Giving a talk at an academic conference, whether it's in-person or virtual, can be a great opportunity to present your research and engage with your peers. In this blog post, we'll share some tips and best practices for giving a great talk that will capture your audience's attention and leave a lasting impression, both in-person and in a virtual setting.
Some tips for when you prepare your talk
First, it's important to start by organizing your content. Clearly define your research question and objectives, and make sure to include only the most relevant information. Keep in mind that your audience may not have the same level of expertise as you, so it's important to explain complex concepts in a clear and concise way. When preparing for a virtual conference, think about how to use the tools and features of the platform to your advantage, for example, use polls and chat to interact with the audience.
Next, consider the design of your presentation. Use a clear and easy-to-read font, and choose a color scheme that is easy on the eyes. Use images, charts, and other visual aids to help convey your message, but be sure to keep them simple and uncluttered. For a virtual conference, make sure to test your equipment and internet connection, and have a backup plan in case of technical difficulties.
When preparing your slides, less is more. Keep in mind that your audience came to hear you speak, not to read a novel. Use bullet points and short phrases instead of complete sentences. Use images and diagrams to supplement your text, and don't use too many animations or transitions, these can be distracting and make it hard to follow your talk.

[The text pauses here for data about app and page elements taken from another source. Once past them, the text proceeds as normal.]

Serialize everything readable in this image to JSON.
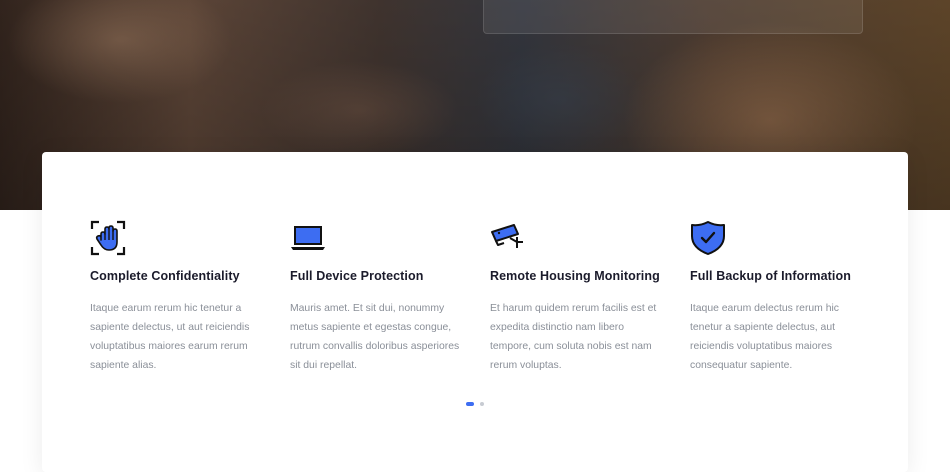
{
  "features": [
    {
      "icon": "hand-scan-icon",
      "title": "Complete Confidentiality",
      "description": "Itaque earum rerum hic tenetur a sapiente delectus, ut aut reiciendis voluptatibus maiores earum rerum sapiente alias."
    },
    {
      "icon": "laptop-icon",
      "title": "Full Device Protection",
      "description": "Mauris amet. Et sit dui, nonummy metus sapiente et egestas congue, rutrum convallis doloribus asperiores sit dui repellat."
    },
    {
      "icon": "security-camera-icon",
      "title": "Remote Housing Monitoring",
      "description": "Et harum quidem rerum facilis est et expedita distinctio nam libero tempore, cum soluta nobis est nam rerum voluptas."
    },
    {
      "icon": "shield-check-icon",
      "title": "Full Backup of Information",
      "description": "Itaque earum delectus rerum hic tenetur a sapiente delectus, aut reiciendis voluptatibus maiores consequatur sapiente."
    }
  ],
  "carousel": {
    "pages": 2,
    "active": 1
  },
  "colors": {
    "accent": "#3d6df2",
    "icon_fill": "#3d6df2",
    "icon_stroke": "#111111",
    "title": "#1b1b2b",
    "text": "#8a8f98"
  }
}
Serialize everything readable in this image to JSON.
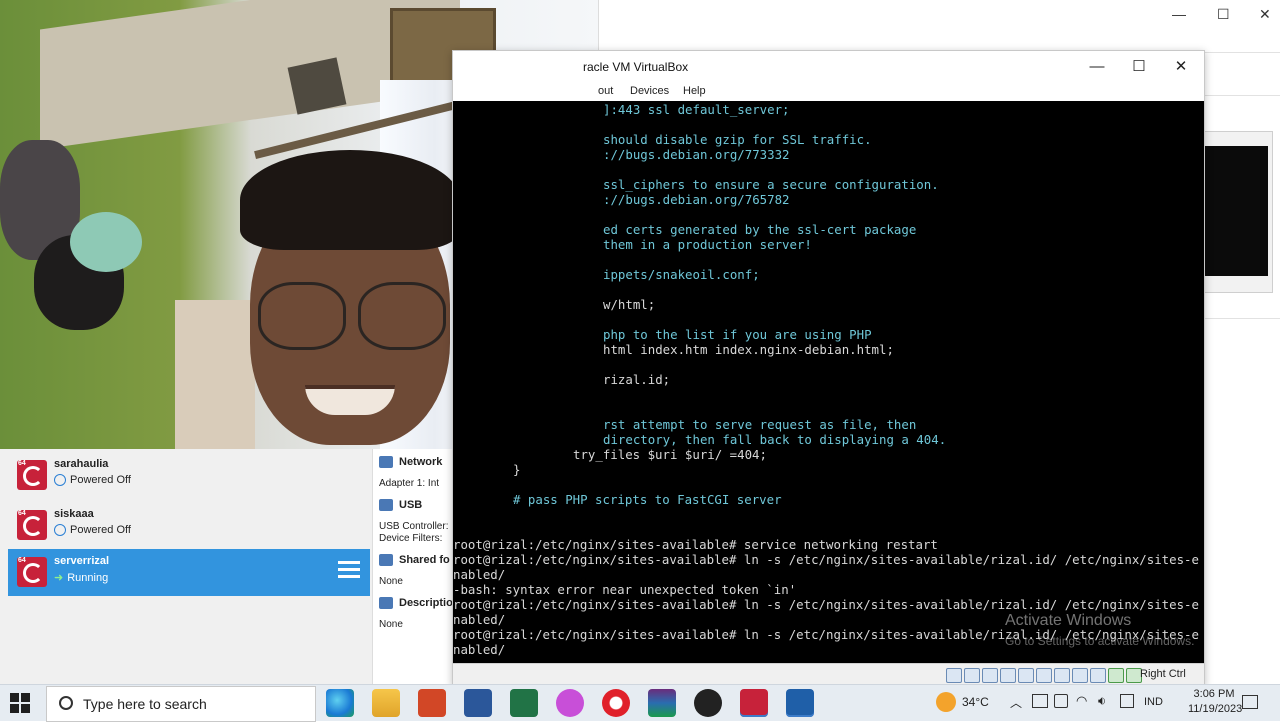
{
  "background_window": {
    "controls": [
      "—",
      "☐",
      "✕"
    ]
  },
  "vm_list": [
    {
      "name": "sarahaulia",
      "status": "Powered Off",
      "selected": false
    },
    {
      "name": "siskaaa",
      "status": "Powered Off",
      "selected": false
    },
    {
      "name": "serverrizal",
      "status": "Running",
      "selected": true
    }
  ],
  "details": {
    "network_header": "Network",
    "network_adapter": "Adapter 1:   Int",
    "usb_header": "USB",
    "usb_controller": "USB Controller:",
    "usb_filters": "Device Filters:",
    "shared_header": "Shared fo",
    "shared_value": "None",
    "description_header": "Descriptio",
    "description_value": "None"
  },
  "vm_window": {
    "title": "racle VM VirtualBox",
    "menu": [
      "out",
      "Devices",
      "Help"
    ],
    "controls": [
      "—",
      "☐",
      "✕"
    ],
    "host_key": "Right Ctrl",
    "watermark_title": "Activate Windows",
    "watermark_sub": "Go to Settings to activate Windows."
  },
  "terminal_lines": [
    {
      "text": "]:443 ssl default_server;",
      "color": "cyan"
    },
    {
      "text": "should disable gzip for SSL traffic.",
      "color": "cyan"
    },
    {
      "text": "://bugs.debian.org/773332",
      "color": "cyan"
    },
    {
      "text": "ssl_ciphers to ensure a secure configuration.",
      "color": "cyan"
    },
    {
      "text": "://bugs.debian.org/765782",
      "color": "cyan"
    },
    {
      "text": "ed certs generated by the ssl-cert package",
      "color": "cyan"
    },
    {
      "text": "them in a production server!",
      "color": "cyan"
    },
    {
      "text": "ippets/snakeoil.conf;",
      "color": "cyan"
    },
    {
      "text": "w/html;",
      "color": "white"
    },
    {
      "text": "php to the list if you are using PHP",
      "color": "cyan"
    },
    {
      "text": "html index.htm index.nginx-debian.html;",
      "color": "white"
    },
    {
      "text": "rizal.id;",
      "color": "white"
    },
    {
      "text": "rst attempt to serve request as file, then",
      "color": "cyan"
    },
    {
      "text": "directory, then fall back to displaying a 404.",
      "color": "cyan"
    },
    {
      "text": "try_files $uri $uri/ =404;",
      "color": "white"
    },
    {
      "text": "}",
      "color": "white"
    },
    {
      "text": "# pass PHP scripts to FastCGI server",
      "color": "cyan"
    },
    {
      "text": "root@rizal:/etc/nginx/sites-available# service networking restart",
      "color": "white"
    },
    {
      "text": "root@rizal:/etc/nginx/sites-available# ln -s /etc/nginx/sites-available/rizal.id/ /etc/nginx/sites-e",
      "color": "white"
    },
    {
      "text": "nabled/",
      "color": "white"
    },
    {
      "text": "-bash: syntax error near unexpected token `in'",
      "color": "white"
    },
    {
      "text": "root@rizal:/etc/nginx/sites-available# ln -s /etc/nginx/sites-available/rizal.id/ /etc/nginx/sites-e",
      "color": "white"
    },
    {
      "text": "nabled/",
      "color": "white"
    },
    {
      "text": "root@rizal:/etc/nginx/sites-available# ln -s /etc/nginx/sites-available/rizal.id/ /etc/nginx/sites-e",
      "color": "white"
    },
    {
      "text": "nabled/",
      "color": "white"
    }
  ],
  "taskbar": {
    "search_placeholder": "Type here to search",
    "apps": [
      "edge-icon",
      "file-explorer-icon",
      "powerpoint-icon",
      "word-icon",
      "excel-icon",
      "wps-icon",
      "opera-icon",
      "winrar-icon",
      "obs-icon",
      "virtualbox-vm-icon",
      "virtualbox-icon"
    ],
    "temperature": "34°C",
    "language": "IND",
    "time": "3:06 PM",
    "date": "11/19/2023"
  },
  "colors": {
    "selection": "#3294de",
    "terminal_bg": "#000000",
    "terminal_cyan": "#6fc7d8",
    "terminal_white": "#d8d8d8"
  }
}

Practice, practice, practice! Rehearsing your talk will help you feel more comfortable and confident when it comes time to present. Time yourself and make sure you stay within the allotted time limit. It's also a good idea to practice in front of a friend or colleague to get feedback on your delivery and any areas where you may need improvement. For a virtual conference, practice with the platform you'll be using and make sure you're familiar with the interface and features.
When it comes time to give your talk, be sure to engage with your audience. Make eye contact, use gestures, and speak clearly and confidently. Encourage questions and be prepared to answer them. Remember that you're there to share your research and ideas, so don't be afraid to be yourself and let your personality shine through. For a virtual conference, be aware of your background and lighting, and use the chat or Q&A feature to interact with the audience.
Finally, be prepared for the unexpected. Technical difficulties happen, so it's important to have a backup plan. Also, don't be discouraged if you don't receive the response you were hoping for, every feedback is a chance to improve. And for a virtual conference, have a plan B in case of any technical difficulties, and be able to adapt to the online format.
Some tips for shy speakers or audience
It's also important to remember that not everyone is comfortable speaking in front of large groups of people. If you or someone you know is shy and nervous about giving a talk at an academic conference, there are a few things you can do to help:
- First, try to find a mentor or someone who has experience giving talks and can provide guidance and support. They can help you with everything from organizing your content to practicing your delivery.
- Another tip is to focus on the content of your talk rather than the audience. Remember that you have valuable information to share and that people are there to learn from you.
- Finally, try to relax and be yourself. Being yourself is the best way to connect with your audience. And remember, it's normal to feel nervous, but the more you practice and prepare, the more confident you'll feel.
- It's also important to remember to be kind and understanding with shy people. They may need more encouragement and support than others, but with the right tools and support, they can give great talks too.
Another important aspect of giving a good talk is being able to engage with the audience, whether it's a virtual or in-person conference. To help shy persons, you can provide them with the opportunity to ask questions and give comments anonymously through a chat, or you can provide a private chat session after the talk for them to ask questions. It is essential to be open and understanding of their needs.
A few more tips on the slides
Preparing your slides is a crucial step in giving a good talk at an academic conference, whether it's in-person or virtual. Here are some tips to keep in mind when creating your slides:
- Keep it simple. Avoid using too many colors, fonts, or images. Stick to a consistent design that is easy on the eyes.
- Use high-quality images and graphics. If you're using images, make sure they are high-resolution and that they add value to your talk.
- Use clear, legible text. Make sure the text on your slides is large enough to be read easily, and use a font that is easy to read.
- Keep the information on each slide to a minimum. Avoid cramming too much information onto one slide. Instead, break it down into smaller, manageable chunks.
- Use animation and transitions sparingly. While they can be used to add visual interest to your slides, too much animation can be distracting.
Practice with your slides. Rehearse your talk with your slides to make sure they flow well and that you are comfortable with them.
In conclusion, giving a great talk at an academic conference, whether it's in-person or virtual, is all about being prepared, engaging with your audience, and being yourself. By following these tips and best practices, you'll be well on your way to giving a talk that will be remembered for all the right reasons. Also, make sure that your slides are well-designed, easy to read and visually appealing. And don't forget to take into account the unique challenges of a virtual conference and how to leverage the tools and features of the platform to your advantage. With the right preparation and approach, you can deliver a talk that is both informative and memorable.